The night that changed everything — is still with me. No matter how I wish I could erase it, it’s part of me now. Less immediate, less traumatically intense these days; sometimes even in hiding but never too far away. As much as I want to securely seal every terrible moment behind bulletproof doors, I somehow also call them out.
Why? It certainly seems a bit masochistic not to work harder to erase what’s so devastating, right? Maybe I do it for the same reason we peel back a bandaid from a wound, telling ourselves we’ll just take a peek to see how it’s progressing. Right. We know that each time we peel it, pick at it, irritate it, it hurts all over again until a proper scar is permanent evidence of what happened.
Do I think that if I lose the throbbing pain of that night that I’d actually lose the vibrancy, the essence of the man himself? That I will not pay proper loving tribute to the history, the journey, or the ending of it all? Or could I really imagine that if the pictures in my head of his very last earthly night leave me —that he will too? That certainly sounds more than a little crazy, and I’m thinking a bit bizarre because even I know he gone.

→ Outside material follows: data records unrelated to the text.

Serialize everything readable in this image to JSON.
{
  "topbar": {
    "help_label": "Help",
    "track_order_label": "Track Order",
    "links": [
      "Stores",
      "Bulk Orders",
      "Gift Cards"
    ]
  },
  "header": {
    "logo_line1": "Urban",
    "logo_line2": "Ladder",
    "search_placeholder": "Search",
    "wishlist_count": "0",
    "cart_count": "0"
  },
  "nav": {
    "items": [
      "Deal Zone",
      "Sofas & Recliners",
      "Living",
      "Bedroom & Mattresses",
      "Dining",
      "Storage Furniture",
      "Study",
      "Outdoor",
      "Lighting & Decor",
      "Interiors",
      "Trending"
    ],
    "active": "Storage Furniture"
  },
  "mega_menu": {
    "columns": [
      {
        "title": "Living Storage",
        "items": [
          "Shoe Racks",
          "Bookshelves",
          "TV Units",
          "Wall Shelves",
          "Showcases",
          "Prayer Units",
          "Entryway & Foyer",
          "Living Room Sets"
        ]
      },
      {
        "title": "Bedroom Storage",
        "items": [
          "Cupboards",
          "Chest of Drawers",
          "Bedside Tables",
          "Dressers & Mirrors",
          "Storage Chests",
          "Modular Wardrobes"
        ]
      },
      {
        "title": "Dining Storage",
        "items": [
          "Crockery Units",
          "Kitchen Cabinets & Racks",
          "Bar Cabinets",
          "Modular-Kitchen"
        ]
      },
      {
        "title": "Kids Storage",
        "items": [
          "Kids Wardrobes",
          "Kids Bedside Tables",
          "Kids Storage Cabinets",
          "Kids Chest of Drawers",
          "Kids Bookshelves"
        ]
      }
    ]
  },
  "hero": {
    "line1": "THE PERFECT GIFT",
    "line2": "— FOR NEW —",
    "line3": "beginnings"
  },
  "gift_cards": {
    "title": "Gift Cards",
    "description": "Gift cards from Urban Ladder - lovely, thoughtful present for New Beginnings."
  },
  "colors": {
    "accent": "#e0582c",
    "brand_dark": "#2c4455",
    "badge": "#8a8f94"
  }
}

It’s just too impossibly hard to say good-bye…for good.
Maybe some (or a lot of) survivor’s guilt has taken up residence. Well, I AM the only one still enjoying grandchildren, the friends that warmed our lives and the deer that are finally not eating the hostas. The world has ended for him yet life goes on for me. Makes perfect absurd sense then to feel guilt that I am the other half left with the whole of all we loved and shared, right? Okay, it’s not. Yet, calling up the pain somehow tempers whatever baby steps I make on the path to living without him.
Thinking of all the what-if’s, scrutinizing his pictures as if a magic message will appear – none of it makes sense. But then what does? Grief does not come with an instruction book. You open the door, fall down the elevator shaft and then climb, one shaky step, one double-sided memory at a time, to a place where you can breathe again.
I’m still climbing — but I am breathing. I’m good.
Where are you?